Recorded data
──────────
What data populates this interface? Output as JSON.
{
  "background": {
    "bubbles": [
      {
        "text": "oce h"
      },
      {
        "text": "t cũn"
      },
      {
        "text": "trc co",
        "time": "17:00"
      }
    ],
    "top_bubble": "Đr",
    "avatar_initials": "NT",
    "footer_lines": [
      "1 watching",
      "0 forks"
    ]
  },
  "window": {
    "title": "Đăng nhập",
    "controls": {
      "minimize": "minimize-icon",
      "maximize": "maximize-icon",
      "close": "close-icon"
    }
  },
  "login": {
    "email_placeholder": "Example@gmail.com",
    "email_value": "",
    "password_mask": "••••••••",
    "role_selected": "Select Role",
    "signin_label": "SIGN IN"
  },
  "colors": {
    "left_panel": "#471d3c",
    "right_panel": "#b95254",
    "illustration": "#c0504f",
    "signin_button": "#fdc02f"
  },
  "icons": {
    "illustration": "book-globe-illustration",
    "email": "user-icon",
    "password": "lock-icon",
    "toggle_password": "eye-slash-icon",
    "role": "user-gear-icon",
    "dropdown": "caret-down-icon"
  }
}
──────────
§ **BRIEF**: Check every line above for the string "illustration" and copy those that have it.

§ **COMPLETED TASK**:
    "illustration": "#c0504f",
    "illustration": "book-globe-illustration",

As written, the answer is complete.